[2] See http://www.nsba.biz/wp-content/uploads/2016/02/Year-End-Economic-Report-2015.pdf
[3] See http://www.businessinsider.com/the-challenges-in-defending-against-malware-2011-9
[4] See Rep. Hanna’s Press Release.

Cost

Based on information from the SBA and DHS, the Congressional Budget Office (CBO) estimates that implementing H.R. 5064 would cost $1 million over the 2017-2021 period, mostly to complete the strategy and prepare the report; such spending would be subject to the availability of appropriated funds. Based on the cost of similar studies, CBO estimates that the required GAO report would cost less than $500,000. Enacting H.R. 5064 would not affect direct spending or revenues; therefore, pay-as-you-go procedures do not apply.

Additional Information

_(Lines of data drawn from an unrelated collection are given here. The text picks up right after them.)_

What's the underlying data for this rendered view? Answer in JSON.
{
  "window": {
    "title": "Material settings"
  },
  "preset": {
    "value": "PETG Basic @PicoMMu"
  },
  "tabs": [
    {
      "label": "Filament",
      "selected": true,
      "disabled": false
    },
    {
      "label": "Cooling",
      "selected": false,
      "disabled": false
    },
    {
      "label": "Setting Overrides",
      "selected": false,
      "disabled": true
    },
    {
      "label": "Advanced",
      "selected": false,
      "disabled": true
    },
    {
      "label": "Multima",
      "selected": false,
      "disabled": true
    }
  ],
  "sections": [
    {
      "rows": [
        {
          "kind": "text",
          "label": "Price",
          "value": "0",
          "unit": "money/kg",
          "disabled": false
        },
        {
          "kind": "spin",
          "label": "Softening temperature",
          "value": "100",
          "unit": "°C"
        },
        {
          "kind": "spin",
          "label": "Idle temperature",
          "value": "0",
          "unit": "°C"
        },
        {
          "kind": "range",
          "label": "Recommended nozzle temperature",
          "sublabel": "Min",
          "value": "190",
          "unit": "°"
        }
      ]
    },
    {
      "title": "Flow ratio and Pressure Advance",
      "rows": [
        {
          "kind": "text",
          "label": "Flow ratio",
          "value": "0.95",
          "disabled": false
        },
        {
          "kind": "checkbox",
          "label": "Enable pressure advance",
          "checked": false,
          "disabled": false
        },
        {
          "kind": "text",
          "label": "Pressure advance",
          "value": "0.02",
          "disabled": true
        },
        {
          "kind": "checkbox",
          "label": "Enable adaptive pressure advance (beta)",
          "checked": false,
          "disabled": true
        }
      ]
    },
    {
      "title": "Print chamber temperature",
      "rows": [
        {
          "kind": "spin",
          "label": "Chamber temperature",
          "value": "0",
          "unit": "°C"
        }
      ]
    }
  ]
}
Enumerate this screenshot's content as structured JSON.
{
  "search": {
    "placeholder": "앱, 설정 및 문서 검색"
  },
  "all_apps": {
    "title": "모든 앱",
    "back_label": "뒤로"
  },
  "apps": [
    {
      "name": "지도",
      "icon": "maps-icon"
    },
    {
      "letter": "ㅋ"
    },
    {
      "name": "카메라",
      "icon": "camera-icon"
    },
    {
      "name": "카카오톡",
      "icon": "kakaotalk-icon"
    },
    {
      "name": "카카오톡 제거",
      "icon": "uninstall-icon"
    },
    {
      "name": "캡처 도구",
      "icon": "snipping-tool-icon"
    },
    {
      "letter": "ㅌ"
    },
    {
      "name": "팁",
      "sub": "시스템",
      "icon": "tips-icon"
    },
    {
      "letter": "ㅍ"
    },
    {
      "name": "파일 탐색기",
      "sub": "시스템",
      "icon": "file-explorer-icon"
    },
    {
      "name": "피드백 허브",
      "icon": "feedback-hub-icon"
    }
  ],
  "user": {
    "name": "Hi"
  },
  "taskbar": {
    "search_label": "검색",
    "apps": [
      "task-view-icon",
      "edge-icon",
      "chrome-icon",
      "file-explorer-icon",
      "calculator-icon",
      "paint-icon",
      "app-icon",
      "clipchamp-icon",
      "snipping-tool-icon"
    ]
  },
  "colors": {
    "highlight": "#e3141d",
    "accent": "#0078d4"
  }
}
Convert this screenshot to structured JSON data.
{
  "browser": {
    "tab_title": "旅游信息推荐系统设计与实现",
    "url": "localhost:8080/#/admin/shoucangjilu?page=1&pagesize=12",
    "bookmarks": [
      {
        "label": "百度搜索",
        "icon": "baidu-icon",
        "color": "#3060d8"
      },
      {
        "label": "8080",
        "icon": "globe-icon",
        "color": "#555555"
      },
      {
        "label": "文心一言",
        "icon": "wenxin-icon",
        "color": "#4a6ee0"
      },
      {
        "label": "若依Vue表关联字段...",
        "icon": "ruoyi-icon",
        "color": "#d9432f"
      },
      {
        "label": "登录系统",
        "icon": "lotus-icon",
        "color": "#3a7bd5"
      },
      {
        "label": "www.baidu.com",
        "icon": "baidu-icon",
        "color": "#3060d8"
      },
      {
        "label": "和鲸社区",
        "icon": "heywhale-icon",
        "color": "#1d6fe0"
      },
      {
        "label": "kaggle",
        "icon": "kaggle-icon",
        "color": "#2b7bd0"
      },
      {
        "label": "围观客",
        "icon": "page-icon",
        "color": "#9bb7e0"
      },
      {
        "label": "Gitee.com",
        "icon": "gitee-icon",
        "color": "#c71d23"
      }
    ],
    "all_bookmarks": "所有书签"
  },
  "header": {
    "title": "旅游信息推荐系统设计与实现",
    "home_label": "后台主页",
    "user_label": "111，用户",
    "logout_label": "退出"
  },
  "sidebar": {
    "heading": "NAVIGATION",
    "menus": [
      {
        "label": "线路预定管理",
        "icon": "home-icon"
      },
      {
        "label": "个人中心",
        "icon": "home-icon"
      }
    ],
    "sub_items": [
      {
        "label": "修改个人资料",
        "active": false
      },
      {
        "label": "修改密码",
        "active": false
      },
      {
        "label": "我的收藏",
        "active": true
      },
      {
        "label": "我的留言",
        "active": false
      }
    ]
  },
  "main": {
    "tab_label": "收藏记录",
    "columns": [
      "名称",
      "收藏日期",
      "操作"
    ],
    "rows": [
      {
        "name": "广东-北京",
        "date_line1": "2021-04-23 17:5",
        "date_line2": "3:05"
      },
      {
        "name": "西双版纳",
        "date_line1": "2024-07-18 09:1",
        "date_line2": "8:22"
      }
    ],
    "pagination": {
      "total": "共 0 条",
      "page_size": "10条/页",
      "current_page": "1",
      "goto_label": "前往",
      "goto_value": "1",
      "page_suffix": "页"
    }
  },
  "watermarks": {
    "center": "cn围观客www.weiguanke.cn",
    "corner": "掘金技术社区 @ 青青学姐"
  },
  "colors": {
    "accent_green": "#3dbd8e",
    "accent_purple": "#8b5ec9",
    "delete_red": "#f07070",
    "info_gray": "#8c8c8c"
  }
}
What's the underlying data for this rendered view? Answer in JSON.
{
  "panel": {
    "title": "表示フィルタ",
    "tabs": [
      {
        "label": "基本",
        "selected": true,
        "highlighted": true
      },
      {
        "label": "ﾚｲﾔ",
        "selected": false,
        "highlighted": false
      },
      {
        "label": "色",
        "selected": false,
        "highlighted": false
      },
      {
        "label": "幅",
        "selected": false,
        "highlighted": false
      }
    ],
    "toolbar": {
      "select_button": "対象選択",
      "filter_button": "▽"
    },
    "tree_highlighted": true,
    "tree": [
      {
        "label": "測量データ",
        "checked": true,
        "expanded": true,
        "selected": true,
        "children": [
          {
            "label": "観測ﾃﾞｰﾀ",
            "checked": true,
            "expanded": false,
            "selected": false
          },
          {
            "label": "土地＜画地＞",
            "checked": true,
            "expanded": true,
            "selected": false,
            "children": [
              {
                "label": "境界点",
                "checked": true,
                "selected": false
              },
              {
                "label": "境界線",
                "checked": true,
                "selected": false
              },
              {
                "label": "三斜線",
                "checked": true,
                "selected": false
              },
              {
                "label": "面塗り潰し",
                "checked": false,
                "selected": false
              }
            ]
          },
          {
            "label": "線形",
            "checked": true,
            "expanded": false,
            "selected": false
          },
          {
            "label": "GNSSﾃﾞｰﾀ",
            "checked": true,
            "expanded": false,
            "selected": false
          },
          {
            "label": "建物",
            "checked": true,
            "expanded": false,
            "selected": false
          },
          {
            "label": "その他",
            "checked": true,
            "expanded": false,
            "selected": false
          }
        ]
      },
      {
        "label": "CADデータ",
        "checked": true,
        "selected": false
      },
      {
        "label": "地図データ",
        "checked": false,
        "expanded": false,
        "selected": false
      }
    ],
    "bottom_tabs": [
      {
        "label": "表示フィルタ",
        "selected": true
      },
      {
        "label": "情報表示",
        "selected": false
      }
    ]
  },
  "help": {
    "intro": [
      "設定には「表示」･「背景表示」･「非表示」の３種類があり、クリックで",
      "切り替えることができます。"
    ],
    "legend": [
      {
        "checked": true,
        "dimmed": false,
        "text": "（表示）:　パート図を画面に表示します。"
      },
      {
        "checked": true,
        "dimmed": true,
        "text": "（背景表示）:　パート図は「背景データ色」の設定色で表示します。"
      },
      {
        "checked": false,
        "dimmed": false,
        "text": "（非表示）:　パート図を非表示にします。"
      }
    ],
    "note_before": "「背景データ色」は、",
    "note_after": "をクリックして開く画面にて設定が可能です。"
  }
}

For questions or further information please contact John Wilson with the House Republican Policy Committee by email or at 6-1811.